- Your task
Reading the records below, find how many lines include the word "Source" and give that number alone.

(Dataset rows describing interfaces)
· · · ·

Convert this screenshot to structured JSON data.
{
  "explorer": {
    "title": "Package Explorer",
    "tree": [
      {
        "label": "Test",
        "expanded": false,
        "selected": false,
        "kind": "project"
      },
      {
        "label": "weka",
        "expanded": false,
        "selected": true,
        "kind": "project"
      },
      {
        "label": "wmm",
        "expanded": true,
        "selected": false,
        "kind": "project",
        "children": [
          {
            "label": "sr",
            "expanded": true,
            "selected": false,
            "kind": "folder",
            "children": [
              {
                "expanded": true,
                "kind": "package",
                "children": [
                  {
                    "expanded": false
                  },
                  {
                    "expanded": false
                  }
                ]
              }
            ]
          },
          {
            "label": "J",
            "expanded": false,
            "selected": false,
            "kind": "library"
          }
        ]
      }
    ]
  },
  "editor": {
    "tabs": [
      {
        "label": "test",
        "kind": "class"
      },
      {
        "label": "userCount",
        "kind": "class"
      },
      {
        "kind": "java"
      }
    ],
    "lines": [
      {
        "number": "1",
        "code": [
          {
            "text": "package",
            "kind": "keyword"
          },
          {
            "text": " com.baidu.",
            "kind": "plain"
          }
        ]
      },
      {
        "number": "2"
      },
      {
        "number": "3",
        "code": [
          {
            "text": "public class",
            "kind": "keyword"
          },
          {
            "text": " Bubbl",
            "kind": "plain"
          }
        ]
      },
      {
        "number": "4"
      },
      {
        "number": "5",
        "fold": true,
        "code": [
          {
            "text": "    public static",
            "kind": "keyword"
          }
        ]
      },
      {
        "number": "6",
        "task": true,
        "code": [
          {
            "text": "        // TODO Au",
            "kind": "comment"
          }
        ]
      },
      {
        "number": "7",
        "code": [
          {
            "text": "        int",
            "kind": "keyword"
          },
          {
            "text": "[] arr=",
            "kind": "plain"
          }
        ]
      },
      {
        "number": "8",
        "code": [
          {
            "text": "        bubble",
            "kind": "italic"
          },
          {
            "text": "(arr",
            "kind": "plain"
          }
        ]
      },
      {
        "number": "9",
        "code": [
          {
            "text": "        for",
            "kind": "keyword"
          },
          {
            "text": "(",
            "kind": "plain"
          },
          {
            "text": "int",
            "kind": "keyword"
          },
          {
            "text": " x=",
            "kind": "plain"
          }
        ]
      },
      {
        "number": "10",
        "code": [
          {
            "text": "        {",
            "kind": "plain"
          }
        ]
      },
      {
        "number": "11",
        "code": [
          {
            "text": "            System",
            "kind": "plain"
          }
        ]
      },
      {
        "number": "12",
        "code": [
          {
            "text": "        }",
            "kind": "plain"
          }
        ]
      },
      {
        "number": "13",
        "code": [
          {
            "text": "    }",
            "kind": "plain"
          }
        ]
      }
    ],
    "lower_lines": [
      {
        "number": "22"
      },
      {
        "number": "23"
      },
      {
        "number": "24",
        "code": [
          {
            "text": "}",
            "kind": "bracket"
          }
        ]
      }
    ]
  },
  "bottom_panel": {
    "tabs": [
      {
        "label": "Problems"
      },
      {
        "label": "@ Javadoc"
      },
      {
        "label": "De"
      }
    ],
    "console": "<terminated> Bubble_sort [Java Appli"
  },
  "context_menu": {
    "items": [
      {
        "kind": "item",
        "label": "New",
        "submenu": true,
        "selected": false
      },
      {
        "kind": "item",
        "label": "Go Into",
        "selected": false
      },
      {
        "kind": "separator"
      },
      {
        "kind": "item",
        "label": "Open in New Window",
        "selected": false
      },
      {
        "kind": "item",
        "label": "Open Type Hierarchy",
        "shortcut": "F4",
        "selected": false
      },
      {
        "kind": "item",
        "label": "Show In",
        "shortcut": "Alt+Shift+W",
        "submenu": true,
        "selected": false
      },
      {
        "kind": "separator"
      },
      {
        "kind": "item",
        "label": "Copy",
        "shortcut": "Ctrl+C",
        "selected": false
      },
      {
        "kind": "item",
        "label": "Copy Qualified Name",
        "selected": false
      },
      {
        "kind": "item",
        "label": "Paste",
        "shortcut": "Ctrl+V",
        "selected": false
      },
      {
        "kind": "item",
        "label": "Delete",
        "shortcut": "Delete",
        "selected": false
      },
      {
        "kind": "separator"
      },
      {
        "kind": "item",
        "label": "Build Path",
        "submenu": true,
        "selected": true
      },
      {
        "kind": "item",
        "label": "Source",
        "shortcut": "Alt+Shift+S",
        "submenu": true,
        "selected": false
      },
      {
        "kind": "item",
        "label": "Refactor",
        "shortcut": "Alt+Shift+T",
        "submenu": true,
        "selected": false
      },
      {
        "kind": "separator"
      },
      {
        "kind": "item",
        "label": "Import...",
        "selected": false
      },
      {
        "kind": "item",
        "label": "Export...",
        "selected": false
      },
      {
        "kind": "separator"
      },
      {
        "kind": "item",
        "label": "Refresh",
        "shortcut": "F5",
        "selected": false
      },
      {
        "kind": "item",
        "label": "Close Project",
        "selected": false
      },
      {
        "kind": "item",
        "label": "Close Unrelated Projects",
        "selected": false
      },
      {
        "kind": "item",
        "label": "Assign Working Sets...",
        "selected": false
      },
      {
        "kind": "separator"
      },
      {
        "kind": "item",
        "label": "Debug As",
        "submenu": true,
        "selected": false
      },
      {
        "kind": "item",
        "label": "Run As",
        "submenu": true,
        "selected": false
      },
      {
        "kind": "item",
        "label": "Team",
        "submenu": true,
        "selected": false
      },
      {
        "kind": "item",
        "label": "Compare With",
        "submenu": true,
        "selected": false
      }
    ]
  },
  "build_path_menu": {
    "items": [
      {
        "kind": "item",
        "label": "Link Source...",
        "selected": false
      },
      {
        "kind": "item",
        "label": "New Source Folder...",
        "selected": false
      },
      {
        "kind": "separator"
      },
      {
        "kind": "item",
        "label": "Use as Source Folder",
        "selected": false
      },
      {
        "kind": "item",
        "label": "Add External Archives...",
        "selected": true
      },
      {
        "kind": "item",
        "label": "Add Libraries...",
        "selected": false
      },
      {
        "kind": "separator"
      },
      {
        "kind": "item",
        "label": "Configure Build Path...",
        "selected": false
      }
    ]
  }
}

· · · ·

- Task result
4